February 26, 2021
By David A. Brown
Admittedly, a lot of my fishing days smell like the south end of a north-bound moose, but during a recent outing, I did okay, thanks to the right input plus the right bait.
The advice came from legendary bass angler Shaw Grigsby, who suggested I throw a 3/8-ounce Strike King Hack Attack Heavy Cover Swim Jig around the sporadic pads and weed clumps accenting a shallow Florida lake. In a scenario that replicates nationwide, prespawn fish were staging in the vegetation and leveraging a sporty afternoon wind for feeding opportunities.
My first of two quality bites in the 5-pound range exemplified one of the key features the makes the swim jig a must-have bait.
All-Terrain: As we passed a topped-out grass bed smattered with various floating vegetation, I tried to make a sharp side-arm cast into a little windward notch. My cast went a little wide and the swim jig landed atop the mat. Thanks to the upturned head and the Rage Craw trailer’s balancing profile, I was able to twitch the jig smoothly across three feet of gnarly weeds and out to the edge.
I’ll admit, my first reaction was to quickly reel up and try again, but as I watched the swim jig work its way to the grassy drop, I thought, “Why not give it a chance?” As my bait fell, the trailer’s waving claws must have looked awfully tempting because three cranks into the retrieve, a green chunk thumped it.
About 10 minutes later, I was chattering on about a banner day of swim jigging Southern Louisiana pad stems when Grigsby spotted an isolated patch of newly emergent pads that still had that thinned-out feel. With frothy surface streaks clearly marking this wind-blown habitat, I launched my swim jig into the field, bumped two stems and came tight on another good one that meant business.
“With the wind blowing into those pads, I knew that was going to be the spot for your swim jig,” Grigsby grinned.
Noting a strategic pairing, Grigsby said he commonly uses the swim jig in tandem with a Strike King Thunder Cricket (vibrating jig). The latter excels in sparser cover and open water; often tickling the tops of grass beds and occasionally snapping it free from temporary snags to trigger bites.
The swim jig serves as hie 4-wheel-drive, go-anywhere bait that smoothly traverses a variety of emergent cover such as pencil reeds, water willow, eel grass, Texas/Louisiana hay grass and Florida’s Kissimmee grass. Obviously, you don’t want to toss this bait into a dense lily pad field, but flaring that weed guard a little affords the confidence to pull it through much of the shallow cover where the big ones hide.

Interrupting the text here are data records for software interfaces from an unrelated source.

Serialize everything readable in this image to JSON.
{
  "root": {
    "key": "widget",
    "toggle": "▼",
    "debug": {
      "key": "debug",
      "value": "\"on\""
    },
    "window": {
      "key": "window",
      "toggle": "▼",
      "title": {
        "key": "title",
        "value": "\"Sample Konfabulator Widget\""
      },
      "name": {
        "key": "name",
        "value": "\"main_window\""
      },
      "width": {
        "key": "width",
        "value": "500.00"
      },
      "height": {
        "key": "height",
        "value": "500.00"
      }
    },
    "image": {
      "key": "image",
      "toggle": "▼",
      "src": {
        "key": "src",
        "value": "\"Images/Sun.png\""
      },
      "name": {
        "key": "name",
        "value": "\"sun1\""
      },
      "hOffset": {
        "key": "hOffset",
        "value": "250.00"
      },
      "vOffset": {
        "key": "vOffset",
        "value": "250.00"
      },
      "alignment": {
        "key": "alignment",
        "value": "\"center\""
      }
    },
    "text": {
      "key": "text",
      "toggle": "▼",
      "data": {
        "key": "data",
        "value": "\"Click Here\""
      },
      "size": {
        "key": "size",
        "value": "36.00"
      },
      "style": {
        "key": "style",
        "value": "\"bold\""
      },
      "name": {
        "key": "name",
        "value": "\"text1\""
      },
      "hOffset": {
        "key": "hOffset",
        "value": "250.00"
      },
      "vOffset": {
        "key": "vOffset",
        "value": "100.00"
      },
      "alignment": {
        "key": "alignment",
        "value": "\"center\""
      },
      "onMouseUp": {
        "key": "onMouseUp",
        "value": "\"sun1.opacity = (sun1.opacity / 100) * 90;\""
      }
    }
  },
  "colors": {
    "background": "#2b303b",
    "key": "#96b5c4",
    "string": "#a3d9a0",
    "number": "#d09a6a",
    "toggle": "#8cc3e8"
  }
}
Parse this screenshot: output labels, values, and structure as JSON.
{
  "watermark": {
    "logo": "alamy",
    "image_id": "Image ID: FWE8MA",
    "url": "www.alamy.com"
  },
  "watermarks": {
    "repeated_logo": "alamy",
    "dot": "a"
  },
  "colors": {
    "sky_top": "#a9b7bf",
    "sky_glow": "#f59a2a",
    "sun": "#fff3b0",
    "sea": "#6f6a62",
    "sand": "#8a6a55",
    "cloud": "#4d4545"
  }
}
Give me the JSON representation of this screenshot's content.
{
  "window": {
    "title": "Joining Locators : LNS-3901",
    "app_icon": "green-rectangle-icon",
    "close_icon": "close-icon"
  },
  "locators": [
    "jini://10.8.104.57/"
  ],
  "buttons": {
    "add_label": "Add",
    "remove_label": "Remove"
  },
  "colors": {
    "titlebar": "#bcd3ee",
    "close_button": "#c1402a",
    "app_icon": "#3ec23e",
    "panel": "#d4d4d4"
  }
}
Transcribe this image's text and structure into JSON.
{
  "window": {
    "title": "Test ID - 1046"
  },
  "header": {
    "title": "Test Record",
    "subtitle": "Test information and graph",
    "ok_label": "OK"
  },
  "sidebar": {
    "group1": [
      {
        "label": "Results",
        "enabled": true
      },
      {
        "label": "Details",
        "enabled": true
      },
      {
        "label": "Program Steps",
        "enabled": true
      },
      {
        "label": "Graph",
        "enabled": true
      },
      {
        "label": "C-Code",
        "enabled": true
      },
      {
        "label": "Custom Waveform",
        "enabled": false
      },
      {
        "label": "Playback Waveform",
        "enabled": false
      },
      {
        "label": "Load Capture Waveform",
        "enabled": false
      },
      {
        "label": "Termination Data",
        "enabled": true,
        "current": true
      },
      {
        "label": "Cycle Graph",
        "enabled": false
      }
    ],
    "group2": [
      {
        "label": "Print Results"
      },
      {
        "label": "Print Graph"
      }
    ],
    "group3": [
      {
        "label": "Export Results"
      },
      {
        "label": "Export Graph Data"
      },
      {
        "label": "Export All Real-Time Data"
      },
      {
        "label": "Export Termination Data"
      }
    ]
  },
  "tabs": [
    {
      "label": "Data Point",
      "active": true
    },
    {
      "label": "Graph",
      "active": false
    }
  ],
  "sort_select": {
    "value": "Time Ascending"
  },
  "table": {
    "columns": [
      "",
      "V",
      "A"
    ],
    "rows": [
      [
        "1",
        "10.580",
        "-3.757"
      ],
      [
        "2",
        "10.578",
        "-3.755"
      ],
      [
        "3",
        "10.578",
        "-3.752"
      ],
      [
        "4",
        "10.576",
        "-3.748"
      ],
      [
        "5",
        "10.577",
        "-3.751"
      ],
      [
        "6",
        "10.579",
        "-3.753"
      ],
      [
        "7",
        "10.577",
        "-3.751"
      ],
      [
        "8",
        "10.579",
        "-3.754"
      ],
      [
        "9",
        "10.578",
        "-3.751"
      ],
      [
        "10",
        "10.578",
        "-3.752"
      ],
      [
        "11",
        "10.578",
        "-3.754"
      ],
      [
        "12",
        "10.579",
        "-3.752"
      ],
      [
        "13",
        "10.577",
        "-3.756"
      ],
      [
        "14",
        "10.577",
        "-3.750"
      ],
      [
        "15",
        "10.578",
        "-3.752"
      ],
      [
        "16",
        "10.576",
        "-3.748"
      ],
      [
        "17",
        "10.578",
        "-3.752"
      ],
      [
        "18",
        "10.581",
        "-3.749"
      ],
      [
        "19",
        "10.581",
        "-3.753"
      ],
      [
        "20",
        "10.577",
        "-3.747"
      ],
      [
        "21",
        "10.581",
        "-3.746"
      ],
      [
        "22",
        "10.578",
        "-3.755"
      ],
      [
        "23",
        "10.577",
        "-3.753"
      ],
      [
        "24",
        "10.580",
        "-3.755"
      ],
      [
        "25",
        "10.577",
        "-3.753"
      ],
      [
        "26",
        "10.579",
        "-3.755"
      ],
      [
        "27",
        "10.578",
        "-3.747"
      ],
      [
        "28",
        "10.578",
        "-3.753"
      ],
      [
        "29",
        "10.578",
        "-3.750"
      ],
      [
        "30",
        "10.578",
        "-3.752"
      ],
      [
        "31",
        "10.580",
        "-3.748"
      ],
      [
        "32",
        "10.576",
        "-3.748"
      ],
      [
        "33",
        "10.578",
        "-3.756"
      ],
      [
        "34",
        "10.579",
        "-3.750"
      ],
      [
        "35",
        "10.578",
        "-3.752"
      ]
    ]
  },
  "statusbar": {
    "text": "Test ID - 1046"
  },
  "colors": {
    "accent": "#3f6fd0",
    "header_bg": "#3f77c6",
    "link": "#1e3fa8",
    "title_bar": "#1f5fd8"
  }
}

Versatile: Fellow Floridian Jared McMillan’s also big fan of the swim jig. As he points out, this is not only a stellar search bait for locating unseen bed fish, it’s also an all-star utility player throughout much of the year.
“I think it’s definitely the most versatile member of the jig family; you can swim it, pitch it, drag it on the bottom. You can cover a lot of scenarios with this bait.”
Doing a great job of mimicking bluegill, sunfish, etc., swim jigs present an appealing profile on a straight, but McMillan adds the occasional rod twitch to better imitate a fleeing panfish. Bumping pad stems is usually a random deal, but whenever my line’s tracing an open lane, I’ll angle my rod one way or the other to increase the likelihood of making contact and possibly triggering a bite.
Adaptable: Everyone’s a hero when they’re throwing downwind, but when you need to punch into or across the breeze for a natural looking downwind presentation, the swim jig’s slender profile won’t kite like a spinnerbait or buzzbait. Subsurface dynamics are equally impressive, as varying the swim jig’s trailer changes not only the look, but also the performance.
The Strike King Rage Craw is McMillan’s go-to, as those super-active claws create a tantalizing swimming motion. When he wants a larger profile with more of a slender baitfish look, a Strike King Rage Swimmer gets the nod.
“The more bulk that trailer has the higher the swim jig rides in the water column, while the trailers with less bulk allow the bait to sink faster,” McMillan said.
As McMillan notes, that extra buoyancy serves him well during the postspawn when bass are guarding fry and then later into summer when the panfish bed pattern takes center stage. For both of these, he’ll use a Strike King Menace, a grub style trailer with a border tail that allows him to keep the swim jig higher in the water column — even at slower speeds.
And how ‘bout a kicker ending: As our day concluded, Grigsby and I eased up to a picturesque tree at the tip of a little reed-lined bar where I wanted to set up a habitat-based photo. Twenty feet out, Grigsby skipped his swim jig under the overhanging branches and immediately came tight.
When I saw the fish boil and flash, it looked like a straight-up ‘Gram-worthy giant. Ten seconds later, Grigsby was grinning over a whopper tilapia wider than his steering wheel.
Apparently, swim jigs appeal to a broad audience — including this angler.